# THE INPUT:
'''

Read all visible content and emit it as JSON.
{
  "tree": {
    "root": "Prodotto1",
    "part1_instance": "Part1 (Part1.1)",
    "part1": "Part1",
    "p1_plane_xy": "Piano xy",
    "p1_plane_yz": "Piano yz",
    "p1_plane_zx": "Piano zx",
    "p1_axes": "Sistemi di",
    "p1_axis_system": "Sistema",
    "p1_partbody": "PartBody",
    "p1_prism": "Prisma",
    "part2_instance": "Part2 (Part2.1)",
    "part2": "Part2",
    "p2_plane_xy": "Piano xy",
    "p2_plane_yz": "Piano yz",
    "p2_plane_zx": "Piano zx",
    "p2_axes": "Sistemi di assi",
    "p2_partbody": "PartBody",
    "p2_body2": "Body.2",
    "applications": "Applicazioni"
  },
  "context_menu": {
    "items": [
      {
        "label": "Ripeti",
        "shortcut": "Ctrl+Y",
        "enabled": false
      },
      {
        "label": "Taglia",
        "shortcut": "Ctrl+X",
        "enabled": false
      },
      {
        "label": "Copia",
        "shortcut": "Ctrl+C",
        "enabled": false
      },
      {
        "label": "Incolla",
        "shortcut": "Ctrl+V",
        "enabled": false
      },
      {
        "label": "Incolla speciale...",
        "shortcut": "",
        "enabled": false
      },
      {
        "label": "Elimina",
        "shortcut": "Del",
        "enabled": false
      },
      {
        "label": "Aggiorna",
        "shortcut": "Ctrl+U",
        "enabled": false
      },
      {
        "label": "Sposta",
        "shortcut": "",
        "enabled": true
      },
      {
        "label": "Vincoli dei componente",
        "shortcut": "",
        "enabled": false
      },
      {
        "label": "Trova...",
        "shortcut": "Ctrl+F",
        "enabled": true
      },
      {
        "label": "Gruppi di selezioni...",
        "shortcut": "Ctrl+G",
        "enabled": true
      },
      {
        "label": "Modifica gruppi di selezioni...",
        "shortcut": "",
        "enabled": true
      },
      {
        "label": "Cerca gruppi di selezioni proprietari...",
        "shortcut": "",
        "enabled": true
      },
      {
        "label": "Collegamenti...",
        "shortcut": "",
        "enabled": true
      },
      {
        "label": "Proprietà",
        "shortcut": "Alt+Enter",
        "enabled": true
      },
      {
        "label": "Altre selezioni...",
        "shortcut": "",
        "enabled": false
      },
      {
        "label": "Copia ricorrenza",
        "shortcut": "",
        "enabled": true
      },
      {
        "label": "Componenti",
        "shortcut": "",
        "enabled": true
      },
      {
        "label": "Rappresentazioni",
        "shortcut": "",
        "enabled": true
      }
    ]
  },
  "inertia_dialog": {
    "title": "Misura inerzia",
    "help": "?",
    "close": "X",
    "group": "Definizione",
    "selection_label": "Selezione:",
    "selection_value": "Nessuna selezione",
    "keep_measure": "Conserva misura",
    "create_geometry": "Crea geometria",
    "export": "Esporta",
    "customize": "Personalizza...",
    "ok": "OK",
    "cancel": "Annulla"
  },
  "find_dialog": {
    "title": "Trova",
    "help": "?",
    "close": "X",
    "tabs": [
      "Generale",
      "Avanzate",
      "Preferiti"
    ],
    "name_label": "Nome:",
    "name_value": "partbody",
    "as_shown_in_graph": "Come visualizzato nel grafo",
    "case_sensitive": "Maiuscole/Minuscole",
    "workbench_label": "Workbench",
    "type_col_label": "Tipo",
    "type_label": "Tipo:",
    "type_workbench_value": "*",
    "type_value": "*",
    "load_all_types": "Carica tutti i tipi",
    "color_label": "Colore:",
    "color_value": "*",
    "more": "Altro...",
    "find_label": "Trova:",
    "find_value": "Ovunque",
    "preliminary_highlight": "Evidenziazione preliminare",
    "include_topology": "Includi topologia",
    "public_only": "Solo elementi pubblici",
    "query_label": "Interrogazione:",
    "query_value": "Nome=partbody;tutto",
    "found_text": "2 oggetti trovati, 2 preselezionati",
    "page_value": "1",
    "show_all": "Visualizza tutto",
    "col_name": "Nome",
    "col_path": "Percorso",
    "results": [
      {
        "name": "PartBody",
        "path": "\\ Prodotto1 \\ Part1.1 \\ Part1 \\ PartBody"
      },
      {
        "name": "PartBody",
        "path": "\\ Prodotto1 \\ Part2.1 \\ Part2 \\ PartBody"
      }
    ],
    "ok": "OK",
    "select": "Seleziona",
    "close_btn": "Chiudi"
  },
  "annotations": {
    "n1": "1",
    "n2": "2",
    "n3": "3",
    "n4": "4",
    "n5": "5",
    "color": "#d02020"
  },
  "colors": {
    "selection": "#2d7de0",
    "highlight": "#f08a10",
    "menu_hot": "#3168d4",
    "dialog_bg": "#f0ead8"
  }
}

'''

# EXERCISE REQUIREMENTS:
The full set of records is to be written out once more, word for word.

# ANSWER BELOW:
Read all visible content and emit it as JSON.
{
  "tree": {
    "root": "Prodotto1",
    "part1_instance": "Part1 (Part1.1)",
    "part1": "Part1",
    "p1_plane_xy": "Piano xy",
    "p1_plane_yz": "Piano yz",
    "p1_plane_zx": "Piano zx",
    "p1_axes": "Sistemi di",
    "p1_axis_system": "Sistema",
    "p1_partbody": "PartBody",
    "p1_prism": "Prisma",
    "part2_instance": "Part2 (Part2.1)",
    "part2": "Part2",
    "p2_plane_xy": "Piano xy",
    "p2_plane_yz": "Piano yz",
    "p2_plane_zx": "Piano zx",
    "p2_axes": "Sistemi di assi",
    "p2_partbody": "PartBody",
    "p2_body2": "Body.2",
    "applications": "Applicazioni"
  },
  "context_menu": {
    "items": [
      {
        "label": "Ripeti",
        "shortcut": "Ctrl+Y",
        "enabled": false
      },
      {
        "label": "Taglia",
        "shortcut": "Ctrl+X",
        "enabled": false
      },
      {
        "label": "Copia",
        "shortcut": "Ctrl+C",
        "enabled": false
      },
      {
        "label": "Incolla",
        "shortcut": "Ctrl+V",
        "enabled": false
      },
      {
        "label": "Incolla speciale...",
        "shortcut": "",
        "enabled": false
      },
      {
        "label": "Elimina",
        "shortcut": "Del",
        "enabled": false
      },
      {
        "label": "Aggiorna",
        "shortcut": "Ctrl+U",
        "enabled": false
      },
      {
        "label": "Sposta",
        "shortcut": "",
        "enabled": true
      },
      {
        "label": "Vincoli dei componente",
        "shortcut": "",
        "enabled": false
      },
      {
        "label": "Trova...",
        "shortcut": "Ctrl+F",
        "enabled": true
      },
      {
        "label": "Gruppi di selezioni...",
        "shortcut": "Ctrl+G",
        "enabled": true
      },
      {
        "label": "Modifica gruppi di selezioni...",
        "shortcut": "",
        "enabled": true
      },
      {
        "label": "Cerca gruppi di selezioni proprietari...",
        "shortcut": "",
        "enabled": true
      },
      {
        "label": "Collegamenti...",
        "shortcut": "",
        "enabled": true
      },
      {
        "label": "Proprietà",
        "shortcut": "Alt+Enter",
        "enabled": true
      },
      {
        "label": "Altre selezioni...",
        "shortcut": "",
        "enabled": false
      },
      {
        "label": "Copia ricorrenza",
        "shortcut": "",
        "enabled": true
      },
      {
        "label": "Componenti",
        "shortcut": "",
        "enabled": true
      },
      {
        "label": "Rappresentazioni",
        "shortcut": "",
        "enabled": true
      }
    ]
  },
  "inertia_dialog": {
    "title": "Misura inerzia",
    "help": "?",
    "close": "X",
    "group": "Definizione",
    "selection_label": "Selezione:",
    "selection_value": "Nessuna selezione",
    "keep_measure": "Conserva misura",
    "create_geometry": "Crea geometria",
    "export": "Esporta",
    "customize": "Personalizza...",
    "ok": "OK",
    "cancel": "Annulla"
  },
  "find_dialog": {
    "title": "Trova",
    "help": "?",
    "close": "X",
    "tabs": [
      "Generale",
      "Avanzate",
      "Preferiti"
    ],
    "name_label": "Nome:",
    "name_value": "partbody",
    "as_shown_in_graph": "Come visualizzato nel grafo",
    "case_sensitive": "Maiuscole/Minuscole",
    "workbench_label": "Workbench",
    "type_col_label": "Tipo",
    "type_label": "Tipo:",
    "type_workbench_value": "*",
    "type_value": "*",
    "load_all_types": "Carica tutti i tipi",
    "color_label": "Colore:",
    "color_value": "*",
    "more": "Altro...",
    "find_label": "Trova:",
    "find_value": "Ovunque",
    "preliminary_highlight": "Evidenziazione preliminare",
    "include_topology": "Includi topologia",
    "public_only": "Solo elementi pubblici",
    "query_label": "Interrogazione:",
    "query_value": "Nome=partbody;tutto",
    "found_text": "2 oggetti trovati, 2 preselezionati",
    "page_value": "1",
    "show_all": "Visualizza tutto",
    "col_name": "Nome",
    "col_path": "Percorso",
    "results": [
      {
        "name": "PartBody",
        "path": "\\ Prodotto1 \\ Part1.1 \\ Part1 \\ PartBody"
      },
      {
        "name": "PartBody",
        "path": "\\ Prodotto1 \\ Part2.1 \\ Part2 \\ PartBody"
      }
    ],
    "ok": "OK",
    "select": "Seleziona",
    "close_btn": "Chiudi"
  },
  "annotations": {
    "n1": "1",
    "n2": "2",
    "n3": "3",
    "n4": "4",
    "n5": "5",
    "color": "#d02020"
  },
  "colors": {
    "selection": "#2d7de0",
    "highlight": "#f08a10",
    "menu_hot": "#3168d4",
    "dialog_bg": "#f0ead8"
  }
}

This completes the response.